Patrol your pond on a regular basis. Herons are shy birds that prefer to hunt unnoticed. If you make it a regular practice to scare herons away from your pond, they may eventually look for a quieter body of water to frequent.
Add rock features, such as underwater ledges, or vegetation, such as water lilies, that your fish can hide under. Add spots in your pond that are at least 3 feet deep, as herons cannot fish in water that deep. If a heron cannot find food, it will look for other bodies of water in which to fish.
Place a net over your pond. If you have a relatively small ornamental pond, you may be able to cover it entirely with a protective netting.
Set a motion-activated sprinkler or two that will blast the bird with water as it approaches your pond. Motion-activated devices that make sounds can also be used to scare away herons.
Place a heron decoy or fake heron in or near your pond. Herons tend to be territorial and will usually not fish where another heron is present.
Add a floating fake alligator to your pond, which may also scare away a heron.

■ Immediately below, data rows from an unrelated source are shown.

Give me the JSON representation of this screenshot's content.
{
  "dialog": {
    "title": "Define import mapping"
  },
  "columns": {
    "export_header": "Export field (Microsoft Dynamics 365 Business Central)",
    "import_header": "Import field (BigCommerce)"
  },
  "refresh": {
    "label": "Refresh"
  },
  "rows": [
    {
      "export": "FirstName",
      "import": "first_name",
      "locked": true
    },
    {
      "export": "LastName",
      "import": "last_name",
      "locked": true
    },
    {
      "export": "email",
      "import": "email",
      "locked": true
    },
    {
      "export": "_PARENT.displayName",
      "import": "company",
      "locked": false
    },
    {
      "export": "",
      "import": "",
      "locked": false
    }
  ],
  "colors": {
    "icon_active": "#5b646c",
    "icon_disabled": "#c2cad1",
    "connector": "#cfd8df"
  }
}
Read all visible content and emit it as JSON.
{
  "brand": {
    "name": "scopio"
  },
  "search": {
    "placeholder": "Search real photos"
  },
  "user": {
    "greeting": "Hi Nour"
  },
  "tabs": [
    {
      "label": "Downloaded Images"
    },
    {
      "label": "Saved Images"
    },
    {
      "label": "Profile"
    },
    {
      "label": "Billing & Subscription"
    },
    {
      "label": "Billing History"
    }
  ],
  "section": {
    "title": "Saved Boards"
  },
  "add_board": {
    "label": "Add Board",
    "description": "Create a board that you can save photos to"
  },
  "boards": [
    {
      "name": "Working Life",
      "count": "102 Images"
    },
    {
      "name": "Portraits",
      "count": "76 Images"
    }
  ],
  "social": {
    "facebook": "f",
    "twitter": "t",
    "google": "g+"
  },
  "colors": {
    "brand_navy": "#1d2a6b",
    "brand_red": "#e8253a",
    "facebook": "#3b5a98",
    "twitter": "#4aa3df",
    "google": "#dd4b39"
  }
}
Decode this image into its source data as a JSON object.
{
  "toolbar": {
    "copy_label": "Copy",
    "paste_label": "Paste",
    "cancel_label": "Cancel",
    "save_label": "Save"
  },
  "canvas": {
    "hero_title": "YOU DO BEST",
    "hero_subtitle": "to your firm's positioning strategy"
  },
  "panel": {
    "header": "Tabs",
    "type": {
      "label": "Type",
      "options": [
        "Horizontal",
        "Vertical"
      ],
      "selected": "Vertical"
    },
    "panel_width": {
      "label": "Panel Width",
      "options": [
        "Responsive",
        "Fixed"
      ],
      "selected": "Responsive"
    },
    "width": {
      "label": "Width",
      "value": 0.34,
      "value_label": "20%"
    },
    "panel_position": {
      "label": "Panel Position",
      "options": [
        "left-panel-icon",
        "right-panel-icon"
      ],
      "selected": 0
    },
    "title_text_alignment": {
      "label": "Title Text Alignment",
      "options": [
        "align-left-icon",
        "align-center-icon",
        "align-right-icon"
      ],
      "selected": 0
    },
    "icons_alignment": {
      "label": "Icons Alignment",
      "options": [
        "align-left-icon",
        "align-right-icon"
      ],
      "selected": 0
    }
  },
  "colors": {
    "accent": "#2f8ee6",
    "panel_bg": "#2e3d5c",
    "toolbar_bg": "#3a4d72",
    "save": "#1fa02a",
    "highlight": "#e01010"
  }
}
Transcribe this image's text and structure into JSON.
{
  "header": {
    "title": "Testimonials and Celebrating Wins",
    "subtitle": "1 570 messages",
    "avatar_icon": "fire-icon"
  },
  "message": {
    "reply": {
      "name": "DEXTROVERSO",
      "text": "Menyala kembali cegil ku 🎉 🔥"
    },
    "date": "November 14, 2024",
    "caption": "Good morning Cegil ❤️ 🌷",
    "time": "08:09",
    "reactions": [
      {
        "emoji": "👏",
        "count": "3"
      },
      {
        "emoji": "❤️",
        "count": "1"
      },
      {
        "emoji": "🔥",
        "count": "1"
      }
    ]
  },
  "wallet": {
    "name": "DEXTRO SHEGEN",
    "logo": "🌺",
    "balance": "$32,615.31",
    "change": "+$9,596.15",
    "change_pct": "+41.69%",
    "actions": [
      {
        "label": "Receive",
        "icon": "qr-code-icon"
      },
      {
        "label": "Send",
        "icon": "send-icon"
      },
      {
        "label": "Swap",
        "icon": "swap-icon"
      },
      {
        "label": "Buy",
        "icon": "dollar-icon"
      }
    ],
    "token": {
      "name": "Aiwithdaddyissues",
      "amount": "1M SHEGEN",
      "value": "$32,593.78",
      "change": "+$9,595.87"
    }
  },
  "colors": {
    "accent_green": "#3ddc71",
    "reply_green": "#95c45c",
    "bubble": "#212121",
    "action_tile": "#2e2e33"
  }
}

Plant high brush or bushes around your pond. Herons prefer to hunt where they have a clear view of any predators that may be approaching.